Assignment -
Verbatim repeat, images excluded. Give each entry again as written.

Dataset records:
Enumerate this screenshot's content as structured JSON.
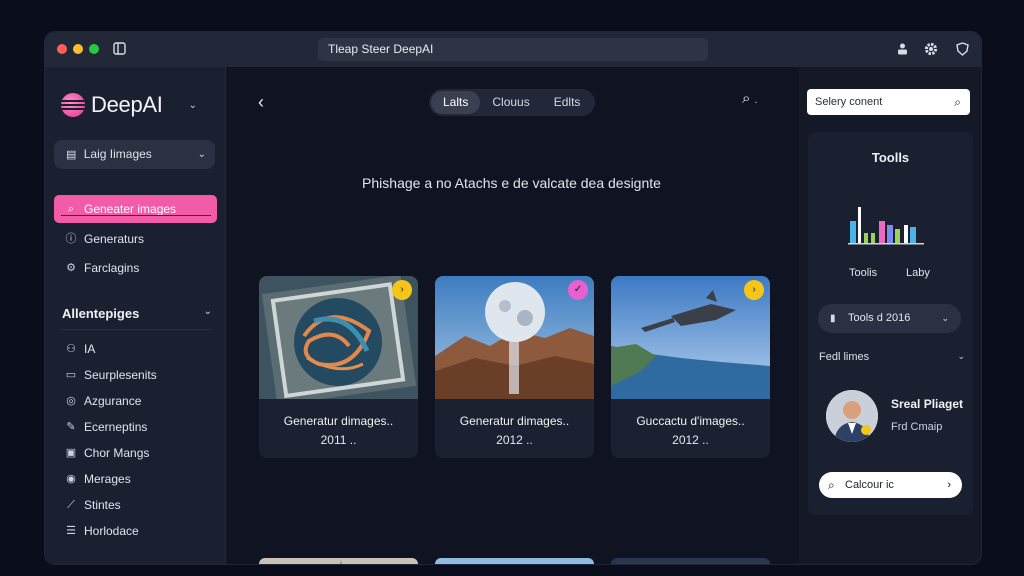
{
  "window": {
    "address": "Tleap Steer DeepAI"
  },
  "brand": {
    "name": "DeepAI"
  },
  "sidebar": {
    "select_label": "Laig Iimages",
    "items": [
      {
        "label": "Geneater images",
        "icon": "search-icon"
      },
      {
        "label": "Generaturs",
        "icon": "info-icon"
      },
      {
        "label": "Farclagins",
        "icon": "gear-icon"
      }
    ],
    "section_title": "Allentepiges",
    "section_items": [
      {
        "label": "IA",
        "icon": "people-icon"
      },
      {
        "label": "Seurplesenits",
        "icon": "calendar-icon"
      },
      {
        "label": "Azgurance",
        "icon": "globe-icon"
      },
      {
        "label": "Ecerneptins",
        "icon": "edit-icon"
      },
      {
        "label": "Chor Mangs",
        "icon": "chat-icon"
      },
      {
        "label": "Merages",
        "icon": "message-icon"
      },
      {
        "label": "Stintes",
        "icon": "pen-icon"
      },
      {
        "label": "Horlodace",
        "icon": "list-icon"
      }
    ]
  },
  "main": {
    "tabs": [
      "Lalts",
      "Clouus",
      "Edlts"
    ],
    "active_tab": 0,
    "heading": "Phishage a no Atachs e de valcate dea designte",
    "cards": [
      {
        "title": "Generatur dimages..",
        "subtitle": "2011 ..",
        "badge": "›",
        "badge_color": "#f5c518"
      },
      {
        "title": "Generatur dimages..",
        "subtitle": "2012 ..",
        "badge": "✓",
        "badge_color": "#e85fd0"
      },
      {
        "title": "Guccactu d'images..",
        "subtitle": "2012 ..",
        "badge": "›",
        "badge_color": "#f5c518"
      }
    ]
  },
  "right": {
    "search_placeholder": "Selery conent",
    "tools_title": "Toolls",
    "tools_labels": [
      "Toolis",
      "Laby"
    ],
    "select_label": "Tools d 2016",
    "row_label": "Fedl limes",
    "profile_name": "Sreal Pliaget",
    "profile_role": "Frd Cmaip",
    "cta_label": "Calcour ic"
  },
  "colors": {
    "accent": "#f25ba8",
    "background": "#0f1322",
    "sidebar": "#1b2030"
  }
}
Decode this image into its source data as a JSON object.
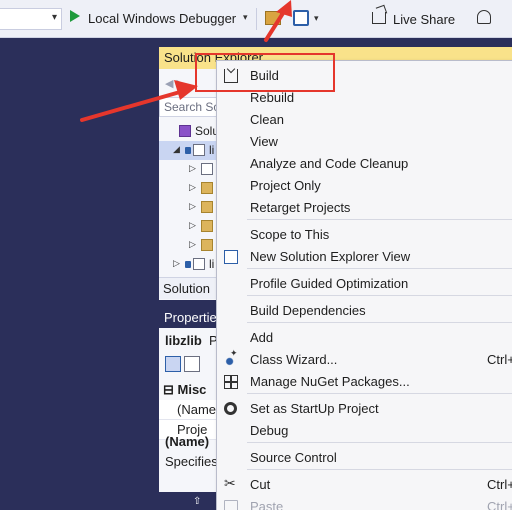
{
  "toolbar": {
    "run_label": "Local Windows Debugger",
    "share_label": "Live Share",
    "icons": [
      "play-icon",
      "chevron-down-icon",
      "folder-icon",
      "window-icon",
      "live-share-icon",
      "person-icon"
    ]
  },
  "solution_explorer": {
    "title": "Solution Explorer",
    "search_placeholder": "Search So",
    "nav_glyphs": "◀ ▶",
    "tree": [
      {
        "label": "Solu",
        "expand": "",
        "kind": "solution",
        "selected": false
      },
      {
        "label": "li",
        "expand": "◢",
        "kind": "project",
        "selected": true
      },
      {
        "label": "",
        "expand": "▷",
        "kind": "references",
        "selected": false
      },
      {
        "label": "",
        "expand": "▷",
        "kind": "folder",
        "selected": false
      },
      {
        "label": "",
        "expand": "▷",
        "kind": "folder",
        "selected": false
      },
      {
        "label": "",
        "expand": "▷",
        "kind": "folder",
        "selected": false
      },
      {
        "label": "",
        "expand": "▷",
        "kind": "folder",
        "selected": false
      },
      {
        "label": "li",
        "expand": "▷",
        "kind": "project",
        "selected": false
      }
    ],
    "footer_tab": "Solution"
  },
  "properties": {
    "title": "Properties",
    "object_name": "libzlib",
    "object_type": "P",
    "category": "Misc",
    "props": [
      "(Name",
      "Proje"
    ],
    "desc_name": "(Name)",
    "desc_text": "Specifies"
  },
  "status_glyph": "⇧",
  "context_menu": {
    "items": [
      {
        "label": "Build",
        "shortcut": "",
        "icon": "build-icon",
        "disabled": false
      },
      {
        "label": "Rebuild",
        "shortcut": "",
        "icon": "",
        "disabled": false
      },
      {
        "label": "Clean",
        "shortcut": "",
        "icon": "",
        "disabled": false
      },
      {
        "label": "View",
        "shortcut": "",
        "icon": "",
        "disabled": false
      },
      {
        "label": "Analyze and Code Cleanup",
        "shortcut": "",
        "icon": "",
        "disabled": false
      },
      {
        "label": "Project Only",
        "shortcut": "",
        "icon": "",
        "disabled": false
      },
      {
        "label": "Retarget Projects",
        "shortcut": "",
        "icon": "",
        "disabled": false
      },
      {
        "label": "Scope to This",
        "shortcut": "",
        "icon": "",
        "disabled": false
      },
      {
        "label": "New Solution Explorer View",
        "shortcut": "",
        "icon": "new-view-icon",
        "disabled": false
      },
      {
        "label": "Profile Guided Optimization",
        "shortcut": "",
        "icon": "",
        "disabled": false
      },
      {
        "label": "Build Dependencies",
        "shortcut": "",
        "icon": "",
        "disabled": false
      },
      {
        "label": "Add",
        "shortcut": "",
        "icon": "",
        "disabled": false
      },
      {
        "label": "Class Wizard...",
        "shortcut": "Ctrl+",
        "icon": "class-wizard-icon",
        "disabled": false
      },
      {
        "label": "Manage NuGet Packages...",
        "shortcut": "",
        "icon": "nuget-icon",
        "disabled": false
      },
      {
        "label": "Set as StartUp Project",
        "shortcut": "",
        "icon": "gear-icon",
        "disabled": false
      },
      {
        "label": "Debug",
        "shortcut": "",
        "icon": "",
        "disabled": false
      },
      {
        "label": "Source Control",
        "shortcut": "",
        "icon": "",
        "disabled": false
      },
      {
        "label": "Cut",
        "shortcut": "Ctrl+",
        "icon": "scissors-icon",
        "disabled": false
      },
      {
        "label": "Paste",
        "shortcut": "Ctrl+",
        "icon": "paste-icon",
        "disabled": true
      }
    ]
  },
  "annotation_color": "#e5362c"
}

Result of the exercise -
Enumerate this screenshot's content as structured JSON.
{
  "window": {
    "address": "Tleap Steer DeepAI"
  },
  "brand": {
    "name": "DeepAI"
  },
  "sidebar": {
    "select_label": "Laig Iimages",
    "items": [
      {
        "label": "Geneater images",
        "icon": "search-icon"
      },
      {
        "label": "Generaturs",
        "icon": "info-icon"
      },
      {
        "label": "Farclagins",
        "icon": "gear-icon"
      }
    ],
    "section_title": "Allentepiges",
    "section_items": [
      {
        "label": "IA",
        "icon": "people-icon"
      },
      {
        "label": "Seurplesenits",
        "icon": "calendar-icon"
      },
      {
        "label": "Azgurance",
        "icon": "globe-icon"
      },
      {
        "label": "Ecerneptins",
        "icon": "edit-icon"
      },
      {
        "label": "Chor Mangs",
        "icon": "chat-icon"
      },
      {
        "label": "Merages",
        "icon": "message-icon"
      },
      {
        "label": "Stintes",
        "icon": "pen-icon"
      },
      {
        "label": "Horlodace",
        "icon": "list-icon"
      }
    ]
  },
  "main": {
    "tabs": [
      "Lalts",
      "Clouus",
      "Edlts"
    ],
    "active_tab": 0,
    "heading": "Phishage a no Atachs e de valcate dea designte",
    "cards": [
      {
        "title": "Generatur dimages..",
        "subtitle": "2011 ..",
        "badge": "›",
        "badge_color": "#f5c518"
      },
      {
        "title": "Generatur dimages..",
        "subtitle": "2012 ..",
        "badge": "✓",
        "badge_color": "#e85fd0"
      },
      {
        "title": "Guccactu d'images..",
        "subtitle": "2012 ..",
        "badge": "›",
        "badge_color": "#f5c518"
      }
    ]
  },
  "right": {
    "search_placeholder": "Selery conent",
    "tools_title": "Toolls",
    "tools_labels": [
      "Toolis",
      "Laby"
    ],
    "select_label": "Tools d 2016",
    "row_label": "Fedl limes",
    "profile_name": "Sreal Pliaget",
    "profile_role": "Frd Cmaip",
    "cta_label": "Calcour ic"
  },
  "colors": {
    "accent": "#f25ba8",
    "background": "#0f1322",
    "sidebar": "#1b2030"
  }
}
Decode this image into its source data as a JSON object.
{
  "toolbar": {
    "run_label": "Local Windows Debugger",
    "share_label": "Live Share",
    "icons": [
      "play-icon",
      "chevron-down-icon",
      "folder-icon",
      "window-icon",
      "live-share-icon",
      "person-icon"
    ]
  },
  "solution_explorer": {
    "title": "Solution Explorer",
    "search_placeholder": "Search So",
    "nav_glyphs": "◀ ▶",
    "tree": [
      {
        "label": "Solu",
        "expand": "",
        "kind": "solution",
        "selected": false
      },
      {
        "label": "li",
        "expand": "◢",
        "kind": "project",
        "selected": true
      },
      {
        "label": "",
        "expand": "▷",
        "kind": "references",
        "selected": false
      },
      {
        "label": "",
        "expand": "▷",
        "kind": "folder",
        "selected": false
      },
      {
        "label": "",
        "expand": "▷",
        "kind": "folder",
        "selected": false
      },
      {
        "label": "",
        "expand": "▷",
        "kind": "folder",
        "selected": false
      },
      {
        "label": "",
        "expand": "▷",
        "kind": "folder",
        "selected": false
      },
      {
        "label": "li",
        "expand": "▷",
        "kind": "project",
        "selected": false
      }
    ],
    "footer_tab": "Solution"
  },
  "properties": {
    "title": "Properties",
    "object_name": "libzlib",
    "object_type": "P",
    "category": "Misc",
    "props": [
      "(Name",
      "Proje"
    ],
    "desc_name": "(Name)",
    "desc_text": "Specifies"
  },
  "status_glyph": "⇧",
  "context_menu": {
    "items": [
      {
        "label": "Build",
        "shortcut": "",
        "icon": "build-icon",
        "disabled": false
      },
      {
        "label": "Rebuild",
        "shortcut": "",
        "icon": "",
        "disabled": false
      },
      {
        "label": "Clean",
        "shortcut": "",
        "icon": "",
        "disabled": false
      },
      {
        "label": "View",
        "shortcut": "",
        "icon": "",
        "disabled": false
      },
      {
        "label": "Analyze and Code Cleanup",
        "shortcut": "",
        "icon": "",
        "disabled": false
      },
      {
        "label": "Project Only",
        "shortcut": "",
        "icon": "",
        "disabled": false
      },
      {
        "label": "Retarget Projects",
        "shortcut": "",
        "icon": "",
        "disabled": false
      },
      {
        "label": "Scope to This",
        "shortcut": "",
        "icon": "",
        "disabled": false
      },
      {
        "label": "New Solution Explorer View",
        "shortcut": "",
        "icon": "new-view-icon",
        "disabled": false
      },
      {
        "label": "Profile Guided Optimization",
        "shortcut": "",
        "icon": "",
        "disabled": false
      },
      {
        "label": "Build Dependencies",
        "shortcut": "",
        "icon": "",
        "disabled": false
      },
      {
        "label": "Add",
        "shortcut": "",
        "icon": "",
        "disabled": false
      },
      {
        "label": "Class Wizard...",
        "shortcut": "Ctrl+",
        "icon": "class-wizard-icon",
        "disabled": false
      },
      {
        "label": "Manage NuGet Packages...",
        "shortcut": "",
        "icon": "nuget-icon",
        "disabled": false
      },
      {
        "label": "Set as StartUp Project",
        "shortcut": "",
        "icon": "gear-icon",
        "disabled": false
      },
      {
        "label": "Debug",
        "shortcut": "",
        "icon": "",
        "disabled": false
      },
      {
        "label": "Source Control",
        "shortcut": "",
        "icon": "",
        "disabled": false
      },
      {
        "label": "Cut",
        "shortcut": "Ctrl+",
        "icon": "scissors-icon",
        "disabled": false
      },
      {
        "label": "Paste",
        "shortcut": "Ctrl+",
        "icon": "paste-icon",
        "disabled": true
      }
    ]
  },
  "annotation_color": "#e5362c"
}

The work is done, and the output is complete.